I am getting better at it, though. Take today; I relaxed for the morning and afternoon, but I still posted on the blog and will teach the four beginner violin lessons that I always have on a Sunday evening.
Self-care is very important. I value it deeply and encourage everyone to practice it. Sometimes, though, one goes through times when the ‘self’ part isn’t really working, or just isn’t enough. And that is perfectly okay – that happens. It is vital that we learn to recognise and admit to ourselves when that is the case. Needing help is absolutely natural, but sometimes it is hard to notice and to admit to ourselves when we have gotten to that point. Many of us might feel shamed, or pathetic, or like we might be seen to be exaggerating and just not capable of getting on with perfectly regular day-to-day stresses for no other reason other than pure laziness and unwillingness to take a lead and to just get on with things. Beating oneself up about feeling down is not helpful, and can be really damaging on top of everything else that might be going on.
Of course, being stressed out around a particularly stressful few days or week isn’t something to worry about – we all get stressed. It is when those anxious feelings, those episodes of deep and intense sadness, are on-going, lasting more than just a few days to a week, it is then we need to start thinking about what could be causing them to be so particularly bad.

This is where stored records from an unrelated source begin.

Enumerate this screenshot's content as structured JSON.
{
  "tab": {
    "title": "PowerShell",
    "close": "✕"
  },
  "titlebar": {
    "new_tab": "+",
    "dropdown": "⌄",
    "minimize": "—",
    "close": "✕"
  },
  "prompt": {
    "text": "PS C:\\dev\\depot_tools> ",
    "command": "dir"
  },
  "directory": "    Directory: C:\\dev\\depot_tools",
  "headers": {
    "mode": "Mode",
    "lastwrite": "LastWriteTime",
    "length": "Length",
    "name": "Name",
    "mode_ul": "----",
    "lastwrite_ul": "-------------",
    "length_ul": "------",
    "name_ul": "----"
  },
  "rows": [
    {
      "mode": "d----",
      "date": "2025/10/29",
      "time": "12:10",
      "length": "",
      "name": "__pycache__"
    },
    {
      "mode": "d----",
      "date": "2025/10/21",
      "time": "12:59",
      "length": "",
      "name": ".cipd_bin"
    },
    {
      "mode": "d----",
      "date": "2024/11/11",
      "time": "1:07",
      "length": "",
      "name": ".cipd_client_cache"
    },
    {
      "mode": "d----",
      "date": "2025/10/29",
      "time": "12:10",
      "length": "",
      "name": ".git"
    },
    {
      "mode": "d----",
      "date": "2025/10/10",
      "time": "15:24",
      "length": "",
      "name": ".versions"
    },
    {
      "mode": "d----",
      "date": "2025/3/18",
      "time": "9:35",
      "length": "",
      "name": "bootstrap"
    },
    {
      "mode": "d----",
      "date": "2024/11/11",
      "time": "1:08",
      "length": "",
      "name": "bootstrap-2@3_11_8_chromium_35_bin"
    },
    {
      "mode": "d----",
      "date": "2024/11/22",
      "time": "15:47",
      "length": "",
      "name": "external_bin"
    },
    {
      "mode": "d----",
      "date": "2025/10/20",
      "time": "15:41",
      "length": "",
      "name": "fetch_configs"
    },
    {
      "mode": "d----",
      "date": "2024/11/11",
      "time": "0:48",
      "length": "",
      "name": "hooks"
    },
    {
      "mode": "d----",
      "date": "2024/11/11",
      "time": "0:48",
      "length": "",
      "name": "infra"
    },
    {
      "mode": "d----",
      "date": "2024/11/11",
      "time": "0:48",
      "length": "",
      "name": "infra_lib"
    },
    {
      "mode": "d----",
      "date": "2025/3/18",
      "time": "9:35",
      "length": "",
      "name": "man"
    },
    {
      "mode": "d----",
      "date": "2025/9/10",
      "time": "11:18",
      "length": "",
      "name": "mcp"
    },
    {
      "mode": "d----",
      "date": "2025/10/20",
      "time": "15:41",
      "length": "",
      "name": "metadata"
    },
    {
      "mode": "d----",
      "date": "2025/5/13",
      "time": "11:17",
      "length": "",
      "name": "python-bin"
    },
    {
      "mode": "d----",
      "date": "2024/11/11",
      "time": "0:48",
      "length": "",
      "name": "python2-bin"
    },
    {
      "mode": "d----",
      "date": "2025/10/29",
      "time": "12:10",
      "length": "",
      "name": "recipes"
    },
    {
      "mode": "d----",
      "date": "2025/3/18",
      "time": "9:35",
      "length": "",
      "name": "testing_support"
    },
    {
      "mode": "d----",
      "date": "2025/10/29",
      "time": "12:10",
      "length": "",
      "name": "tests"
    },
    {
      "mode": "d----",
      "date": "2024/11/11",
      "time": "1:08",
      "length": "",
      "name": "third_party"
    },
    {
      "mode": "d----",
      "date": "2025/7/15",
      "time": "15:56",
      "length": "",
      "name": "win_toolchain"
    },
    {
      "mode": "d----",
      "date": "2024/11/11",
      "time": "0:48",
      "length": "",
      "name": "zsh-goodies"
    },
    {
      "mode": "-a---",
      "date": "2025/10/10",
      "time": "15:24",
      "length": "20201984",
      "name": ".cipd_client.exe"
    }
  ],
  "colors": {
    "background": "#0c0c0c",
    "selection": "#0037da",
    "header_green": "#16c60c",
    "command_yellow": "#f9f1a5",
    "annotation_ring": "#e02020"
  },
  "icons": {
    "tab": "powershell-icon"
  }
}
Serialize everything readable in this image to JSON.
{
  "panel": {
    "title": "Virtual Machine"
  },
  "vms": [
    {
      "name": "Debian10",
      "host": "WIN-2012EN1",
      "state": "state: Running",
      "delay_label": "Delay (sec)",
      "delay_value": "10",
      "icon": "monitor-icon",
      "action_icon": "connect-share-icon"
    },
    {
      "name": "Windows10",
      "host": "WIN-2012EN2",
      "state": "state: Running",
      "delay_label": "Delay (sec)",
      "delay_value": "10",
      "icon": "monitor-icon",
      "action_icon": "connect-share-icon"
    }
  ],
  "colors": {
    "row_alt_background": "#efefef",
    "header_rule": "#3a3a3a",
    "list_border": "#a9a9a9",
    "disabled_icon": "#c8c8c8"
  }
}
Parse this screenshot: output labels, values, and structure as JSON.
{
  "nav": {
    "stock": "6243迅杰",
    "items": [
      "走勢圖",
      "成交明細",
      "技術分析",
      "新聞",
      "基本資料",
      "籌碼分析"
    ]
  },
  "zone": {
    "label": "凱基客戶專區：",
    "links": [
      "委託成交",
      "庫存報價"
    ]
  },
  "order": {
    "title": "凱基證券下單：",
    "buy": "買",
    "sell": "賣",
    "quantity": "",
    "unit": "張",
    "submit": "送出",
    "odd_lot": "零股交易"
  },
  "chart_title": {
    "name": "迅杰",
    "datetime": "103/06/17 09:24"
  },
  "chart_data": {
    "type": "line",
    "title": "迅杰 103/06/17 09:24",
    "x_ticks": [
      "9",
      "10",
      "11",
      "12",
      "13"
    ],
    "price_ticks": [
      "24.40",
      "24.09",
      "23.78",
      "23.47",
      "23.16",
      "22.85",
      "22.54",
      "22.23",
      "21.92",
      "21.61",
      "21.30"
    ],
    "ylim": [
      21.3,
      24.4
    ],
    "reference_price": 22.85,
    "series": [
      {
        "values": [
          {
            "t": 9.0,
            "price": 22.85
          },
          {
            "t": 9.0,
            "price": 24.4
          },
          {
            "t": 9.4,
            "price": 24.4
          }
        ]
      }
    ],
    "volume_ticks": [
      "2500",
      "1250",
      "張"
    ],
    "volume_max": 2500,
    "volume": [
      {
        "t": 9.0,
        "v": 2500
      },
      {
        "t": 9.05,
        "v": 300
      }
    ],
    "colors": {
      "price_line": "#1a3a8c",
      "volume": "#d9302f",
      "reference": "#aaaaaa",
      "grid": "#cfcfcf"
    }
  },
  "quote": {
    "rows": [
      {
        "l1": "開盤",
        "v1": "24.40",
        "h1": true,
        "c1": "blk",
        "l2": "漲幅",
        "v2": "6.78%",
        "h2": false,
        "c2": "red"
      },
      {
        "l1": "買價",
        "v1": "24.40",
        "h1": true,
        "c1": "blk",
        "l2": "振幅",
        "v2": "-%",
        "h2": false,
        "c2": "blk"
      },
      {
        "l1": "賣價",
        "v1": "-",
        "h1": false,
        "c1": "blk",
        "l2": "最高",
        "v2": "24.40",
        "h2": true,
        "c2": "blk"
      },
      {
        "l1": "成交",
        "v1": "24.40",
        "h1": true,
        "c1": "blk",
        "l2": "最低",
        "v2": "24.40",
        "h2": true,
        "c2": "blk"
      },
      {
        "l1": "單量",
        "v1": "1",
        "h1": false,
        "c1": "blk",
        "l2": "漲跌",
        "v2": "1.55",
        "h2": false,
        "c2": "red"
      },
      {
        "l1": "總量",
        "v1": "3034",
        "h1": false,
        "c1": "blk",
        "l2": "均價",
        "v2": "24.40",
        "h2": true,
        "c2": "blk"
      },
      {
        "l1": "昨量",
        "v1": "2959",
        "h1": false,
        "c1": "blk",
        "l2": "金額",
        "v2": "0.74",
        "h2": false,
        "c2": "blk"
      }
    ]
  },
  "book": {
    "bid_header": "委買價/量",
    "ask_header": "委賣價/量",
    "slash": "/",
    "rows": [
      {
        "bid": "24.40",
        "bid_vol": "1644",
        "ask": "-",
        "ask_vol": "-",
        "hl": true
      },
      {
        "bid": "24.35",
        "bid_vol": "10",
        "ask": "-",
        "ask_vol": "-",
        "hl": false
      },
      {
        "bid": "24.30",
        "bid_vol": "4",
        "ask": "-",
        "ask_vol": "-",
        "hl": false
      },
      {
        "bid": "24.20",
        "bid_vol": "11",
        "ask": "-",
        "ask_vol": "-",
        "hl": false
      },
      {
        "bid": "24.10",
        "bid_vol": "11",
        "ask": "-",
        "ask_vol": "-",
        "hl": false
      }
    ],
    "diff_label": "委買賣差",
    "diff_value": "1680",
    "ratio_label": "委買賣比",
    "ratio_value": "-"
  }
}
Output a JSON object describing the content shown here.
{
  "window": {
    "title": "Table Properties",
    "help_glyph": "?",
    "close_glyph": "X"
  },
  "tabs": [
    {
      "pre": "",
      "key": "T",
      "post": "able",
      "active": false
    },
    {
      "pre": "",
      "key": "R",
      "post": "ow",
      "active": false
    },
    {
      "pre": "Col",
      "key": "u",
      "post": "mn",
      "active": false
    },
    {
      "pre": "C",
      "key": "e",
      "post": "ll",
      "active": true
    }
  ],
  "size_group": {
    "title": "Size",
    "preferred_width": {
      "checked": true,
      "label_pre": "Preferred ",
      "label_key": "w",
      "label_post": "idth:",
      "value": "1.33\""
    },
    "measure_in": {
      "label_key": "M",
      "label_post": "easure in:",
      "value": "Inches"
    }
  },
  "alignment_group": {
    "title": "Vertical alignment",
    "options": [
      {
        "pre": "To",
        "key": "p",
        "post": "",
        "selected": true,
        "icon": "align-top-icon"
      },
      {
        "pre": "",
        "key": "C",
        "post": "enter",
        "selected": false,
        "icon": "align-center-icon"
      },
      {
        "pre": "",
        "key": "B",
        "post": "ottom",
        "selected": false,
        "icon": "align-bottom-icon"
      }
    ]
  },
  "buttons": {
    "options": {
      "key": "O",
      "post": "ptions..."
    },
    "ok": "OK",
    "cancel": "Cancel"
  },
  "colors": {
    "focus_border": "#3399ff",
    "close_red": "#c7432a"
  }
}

If, after a time, you can’t seem to put your finger on it and those feelings haven’t improved, talk to someone. You can start with a friend or family member you trust. Sometimes just talking to someone can help you to clear things up for yourself in your own mind. See how this goes, and if it doesn’t help, then consider making an appointment with a professional.
I am not a professional, so after that I can say no more, and even at that – this is just my opinion, my experience, my view on what may help. Everyone is different and deals with things in their own way. My bottom line is this: get to know yourself, to trust yourself, and help yourself. If that means letting others help you to help yourself, absolutely do that.
Ciara D. 17/2/2019